The Western Sudan Pony is also known as the Darfur Pony. It is native to southern Darfur and southwestern Kordofan. It is a relatively new breed and was developed by crossing Arabian and Thoroughbred breeds. Historically, this breed of pony was used for riding in the area of Khartoum, Sudan. In addition, it was used to create the Fouta breed.
The Dongola, is a light horse native to northern Sudan and western Eritrea. It is reddish-bay, with white leg markings and a distinctive blaze. Despite its small size, this breed is resistant to heat and drought. It was used for transport, carriage, and dressage, and it has a very good temperament. The Western Sudan Pony M’bayar breed is found in Southern Darfur and South West Kordofan in Sudan.
The M’bayar horse is not only an unusually beautiful horse but it also has a very interesting history. The Western Sudan Pony was originally developed by crossing different exotic horse breeds with indigenous ponies in the Kartoum region. Its name is derived from the Cape Harness horse, but the lineage of this breed comes from both Cape Harness horses and heavy warmblood horses. It has long legs, sturdy feet, and a high tolerance for hard work.
The Basotho Pony, also known as the Basuto, is a high-altitude horse from the Lesotho Highlands of South Africa. The breed is descended from the Cape Horse, which was brought to South Africa from Java in the mid-17th century. Its genetic makeup reflects an Arabian, Persian, and Javan influence. This breed has strong constitution and endurance.
During the early 1900s, Britain sponsored a breeding program for the Basotho ponies. King Moshoeshoe was initially given a Thoroughbred stallion, but he failed to perform well in this harsh climate. The British eventually gave the Basotho king a mix-breed pony with a sturdy body, which did well in the mountainous terrain.

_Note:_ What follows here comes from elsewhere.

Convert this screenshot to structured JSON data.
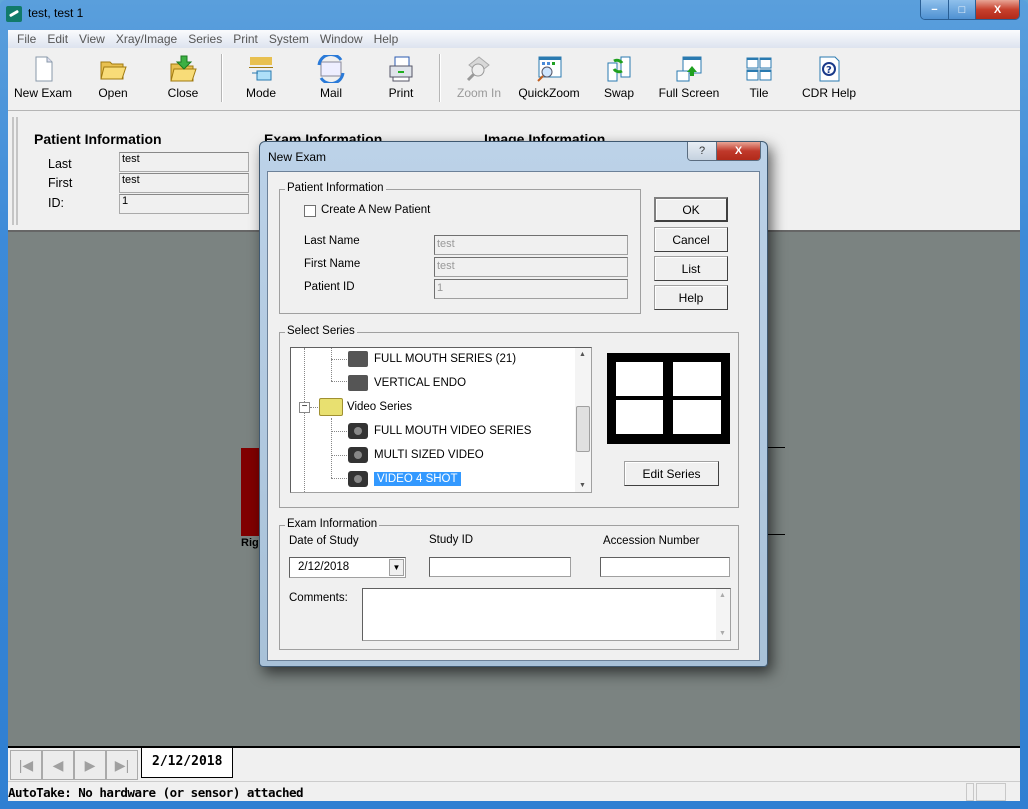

This breed was soon able to compete in the regional endurance racing circuit.
This horse is an indigenous breed from South Africa. The breed was originally named after a town in the area. Later, it became abundant in northern Cameroon. The Dongola was developed near a Tsetse fly area. Today, this horse is a low-quality specimen, but it once was a highly valued war horse. The Dongola has very good stamina and is easy to train.
These horses are the most common breed in Africa. They are mainly found in North Africa, including the countries of Chad, Eritrea, and Niger. Some of them have mixed bloodlines, incorporating genes from Iberian horses. Their main purpose is as pack animals, and they are often bred with donkeys for mules. The Western Sudan Pony is the most popular of the five types.